> Interface dataset entries
_ _ _

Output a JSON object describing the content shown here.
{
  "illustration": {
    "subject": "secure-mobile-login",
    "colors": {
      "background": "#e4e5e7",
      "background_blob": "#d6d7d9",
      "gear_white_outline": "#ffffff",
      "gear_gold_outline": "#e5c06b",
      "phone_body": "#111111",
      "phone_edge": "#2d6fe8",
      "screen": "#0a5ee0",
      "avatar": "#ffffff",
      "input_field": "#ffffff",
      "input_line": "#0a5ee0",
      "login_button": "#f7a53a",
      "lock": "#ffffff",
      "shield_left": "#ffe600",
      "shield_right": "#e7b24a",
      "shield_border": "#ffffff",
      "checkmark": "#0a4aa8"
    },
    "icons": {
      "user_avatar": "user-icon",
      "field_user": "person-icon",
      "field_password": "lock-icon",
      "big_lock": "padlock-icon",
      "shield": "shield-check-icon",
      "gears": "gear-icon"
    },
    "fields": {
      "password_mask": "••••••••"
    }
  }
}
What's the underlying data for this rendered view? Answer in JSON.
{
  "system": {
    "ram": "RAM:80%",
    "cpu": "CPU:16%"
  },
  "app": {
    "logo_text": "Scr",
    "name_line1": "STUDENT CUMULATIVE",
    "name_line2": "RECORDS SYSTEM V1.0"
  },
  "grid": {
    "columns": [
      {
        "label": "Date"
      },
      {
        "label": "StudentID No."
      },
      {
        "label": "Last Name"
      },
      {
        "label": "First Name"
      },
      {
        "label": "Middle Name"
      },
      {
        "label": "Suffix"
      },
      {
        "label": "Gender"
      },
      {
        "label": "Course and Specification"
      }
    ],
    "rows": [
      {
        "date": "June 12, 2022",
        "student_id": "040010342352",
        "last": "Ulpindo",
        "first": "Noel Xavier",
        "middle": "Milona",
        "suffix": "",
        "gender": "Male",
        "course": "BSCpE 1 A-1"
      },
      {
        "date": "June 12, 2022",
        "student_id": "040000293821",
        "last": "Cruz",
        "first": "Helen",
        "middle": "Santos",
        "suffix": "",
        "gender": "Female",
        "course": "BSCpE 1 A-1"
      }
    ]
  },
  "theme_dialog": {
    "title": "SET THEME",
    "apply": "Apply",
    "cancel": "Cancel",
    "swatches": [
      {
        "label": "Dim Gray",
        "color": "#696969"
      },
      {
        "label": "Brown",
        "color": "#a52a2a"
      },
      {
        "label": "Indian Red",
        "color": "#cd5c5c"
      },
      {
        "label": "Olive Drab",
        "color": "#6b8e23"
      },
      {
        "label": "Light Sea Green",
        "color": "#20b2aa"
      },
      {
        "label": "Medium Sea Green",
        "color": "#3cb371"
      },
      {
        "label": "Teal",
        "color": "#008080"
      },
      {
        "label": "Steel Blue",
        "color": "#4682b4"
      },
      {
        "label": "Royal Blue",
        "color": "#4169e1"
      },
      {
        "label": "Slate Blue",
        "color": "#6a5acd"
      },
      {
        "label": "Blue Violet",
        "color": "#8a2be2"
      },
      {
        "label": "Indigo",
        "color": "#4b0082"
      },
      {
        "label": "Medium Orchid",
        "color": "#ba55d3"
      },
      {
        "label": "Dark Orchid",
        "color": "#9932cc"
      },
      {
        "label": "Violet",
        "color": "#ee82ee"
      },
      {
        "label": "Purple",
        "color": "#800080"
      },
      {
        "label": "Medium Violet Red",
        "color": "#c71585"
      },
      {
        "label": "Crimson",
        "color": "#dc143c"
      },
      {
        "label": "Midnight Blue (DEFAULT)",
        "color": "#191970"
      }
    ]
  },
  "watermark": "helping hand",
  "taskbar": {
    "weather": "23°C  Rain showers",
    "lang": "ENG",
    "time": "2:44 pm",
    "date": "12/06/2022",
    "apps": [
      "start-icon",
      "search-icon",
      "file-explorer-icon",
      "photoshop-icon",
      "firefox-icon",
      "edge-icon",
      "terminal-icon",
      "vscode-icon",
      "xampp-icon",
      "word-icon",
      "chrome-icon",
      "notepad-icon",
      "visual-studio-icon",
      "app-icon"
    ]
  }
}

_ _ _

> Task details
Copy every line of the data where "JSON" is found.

> Solution for this exercise
Output a JSON object describing the content shown here.
What's the underlying data for this rendered view? Answer in JSON.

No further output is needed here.